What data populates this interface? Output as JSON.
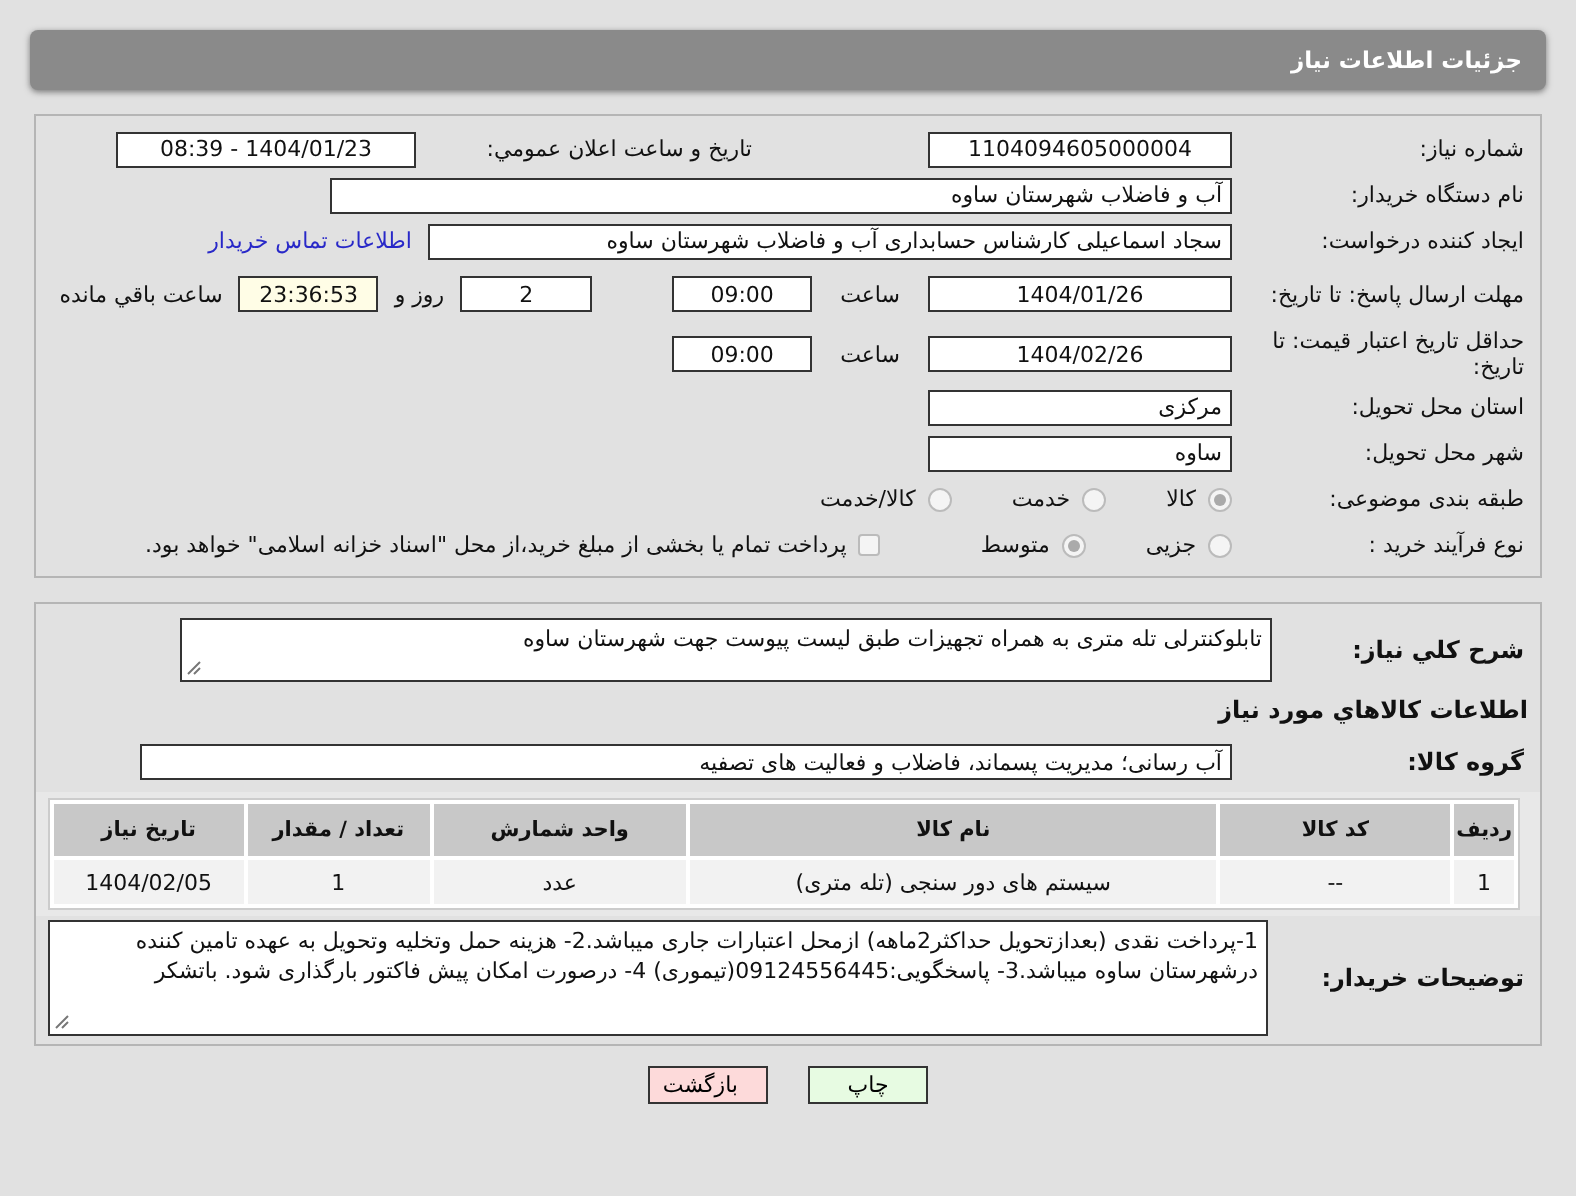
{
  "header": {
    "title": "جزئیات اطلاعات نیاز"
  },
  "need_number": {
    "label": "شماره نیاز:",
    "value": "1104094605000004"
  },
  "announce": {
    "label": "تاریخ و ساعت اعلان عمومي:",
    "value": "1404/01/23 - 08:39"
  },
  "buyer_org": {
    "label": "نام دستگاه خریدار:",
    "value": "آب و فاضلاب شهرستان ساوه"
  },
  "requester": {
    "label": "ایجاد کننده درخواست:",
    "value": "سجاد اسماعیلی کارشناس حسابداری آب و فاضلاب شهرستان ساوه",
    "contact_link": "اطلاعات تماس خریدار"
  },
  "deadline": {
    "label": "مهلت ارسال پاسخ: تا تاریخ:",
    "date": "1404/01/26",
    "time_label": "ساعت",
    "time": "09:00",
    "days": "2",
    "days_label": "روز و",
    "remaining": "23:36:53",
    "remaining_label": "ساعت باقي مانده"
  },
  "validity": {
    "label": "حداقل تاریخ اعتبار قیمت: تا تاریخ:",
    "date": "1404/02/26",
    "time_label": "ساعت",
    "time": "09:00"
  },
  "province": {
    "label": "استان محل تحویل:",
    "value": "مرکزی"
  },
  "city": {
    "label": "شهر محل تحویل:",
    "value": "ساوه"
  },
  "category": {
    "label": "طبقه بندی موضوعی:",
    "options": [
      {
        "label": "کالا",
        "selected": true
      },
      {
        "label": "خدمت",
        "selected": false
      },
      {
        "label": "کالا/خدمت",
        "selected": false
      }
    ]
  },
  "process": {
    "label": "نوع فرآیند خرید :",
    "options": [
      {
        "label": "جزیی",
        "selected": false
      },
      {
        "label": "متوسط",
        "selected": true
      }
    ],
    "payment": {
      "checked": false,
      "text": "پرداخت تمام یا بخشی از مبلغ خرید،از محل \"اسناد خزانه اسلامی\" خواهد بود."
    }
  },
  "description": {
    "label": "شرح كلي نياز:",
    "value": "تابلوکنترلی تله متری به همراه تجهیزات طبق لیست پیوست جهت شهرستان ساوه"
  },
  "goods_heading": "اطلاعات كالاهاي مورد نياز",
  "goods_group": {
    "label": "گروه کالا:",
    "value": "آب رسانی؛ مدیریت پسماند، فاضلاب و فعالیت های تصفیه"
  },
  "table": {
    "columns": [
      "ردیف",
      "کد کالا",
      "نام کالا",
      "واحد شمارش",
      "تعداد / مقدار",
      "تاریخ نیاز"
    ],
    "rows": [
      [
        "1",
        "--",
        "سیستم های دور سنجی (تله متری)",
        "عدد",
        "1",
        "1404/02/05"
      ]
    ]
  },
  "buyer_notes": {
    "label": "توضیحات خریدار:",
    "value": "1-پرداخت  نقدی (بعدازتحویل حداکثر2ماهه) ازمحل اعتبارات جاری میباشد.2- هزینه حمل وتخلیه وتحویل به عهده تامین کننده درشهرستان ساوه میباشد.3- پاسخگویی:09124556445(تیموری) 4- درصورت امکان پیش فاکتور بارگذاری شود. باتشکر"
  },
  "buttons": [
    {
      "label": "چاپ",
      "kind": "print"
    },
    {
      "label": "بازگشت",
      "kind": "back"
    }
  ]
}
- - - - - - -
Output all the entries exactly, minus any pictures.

◆ ANSWER SECTION:
What data populates this interface? Output as JSON.
{
  "header": {
    "title": "جزئیات اطلاعات نیاز"
  },
  "need_number": {
    "label": "شماره نیاز:",
    "value": "1104094605000004"
  },
  "announce": {
    "label": "تاریخ و ساعت اعلان عمومي:",
    "value": "1404/01/23 - 08:39"
  },
  "buyer_org": {
    "label": "نام دستگاه خریدار:",
    "value": "آب و فاضلاب شهرستان ساوه"
  },
  "requester": {
    "label": "ایجاد کننده درخواست:",
    "value": "سجاد اسماعیلی کارشناس حسابداری آب و فاضلاب شهرستان ساوه",
    "contact_link": "اطلاعات تماس خریدار"
  },
  "deadline": {
    "label": "مهلت ارسال پاسخ: تا تاریخ:",
    "date": "1404/01/26",
    "time_label": "ساعت",
    "time": "09:00",
    "days": "2",
    "days_label": "روز و",
    "remaining": "23:36:53",
    "remaining_label": "ساعت باقي مانده"
  },
  "validity": {
    "label": "حداقل تاریخ اعتبار قیمت: تا تاریخ:",
    "date": "1404/02/26",
    "time_label": "ساعت",
    "time": "09:00"
  },
  "province": {
    "label": "استان محل تحویل:",
    "value": "مرکزی"
  },
  "city": {
    "label": "شهر محل تحویل:",
    "value": "ساوه"
  },
  "category": {
    "label": "طبقه بندی موضوعی:",
    "options": [
      {
        "label": "کالا",
        "selected": true
      },
      {
        "label": "خدمت",
        "selected": false
      },
      {
        "label": "کالا/خدمت",
        "selected": false
      }
    ]
  },
  "process": {
    "label": "نوع فرآیند خرید :",
    "options": [
      {
        "label": "جزیی",
        "selected": false
      },
      {
        "label": "متوسط",
        "selected": true
      }
    ],
    "payment": {
      "checked": false,
      "text": "پرداخت تمام یا بخشی از مبلغ خرید،از محل \"اسناد خزانه اسلامی\" خواهد بود."
    }
  },
  "description": {
    "label": "شرح كلي نياز:",
    "value": "تابلوکنترلی تله متری به همراه تجهیزات طبق لیست پیوست جهت شهرستان ساوه"
  },
  "goods_heading": "اطلاعات كالاهاي مورد نياز",
  "goods_group": {
    "label": "گروه کالا:",
    "value": "آب رسانی؛ مدیریت پسماند، فاضلاب و فعالیت های تصفیه"
  },
  "table": {
    "columns": [
      "ردیف",
      "کد کالا",
      "نام کالا",
      "واحد شمارش",
      "تعداد / مقدار",
      "تاریخ نیاز"
    ],
    "rows": [
      [
        "1",
        "--",
        "سیستم های دور سنجی (تله متری)",
        "عدد",
        "1",
        "1404/02/05"
      ]
    ]
  },
  "buyer_notes": {
    "label": "توضیحات خریدار:",
    "value": "1-پرداخت  نقدی (بعدازتحویل حداکثر2ماهه) ازمحل اعتبارات جاری میباشد.2- هزینه حمل وتخلیه وتحویل به عهده تامین کننده درشهرستان ساوه میباشد.3- پاسخگویی:09124556445(تیموری) 4- درصورت امکان پیش فاکتور بارگذاری شود. باتشکر"
  },
  "buttons": [
    {
      "label": "چاپ",
      "kind": "print"
    },
    {
      "label": "بازگشت",
      "kind": "back"
    }
  ]
}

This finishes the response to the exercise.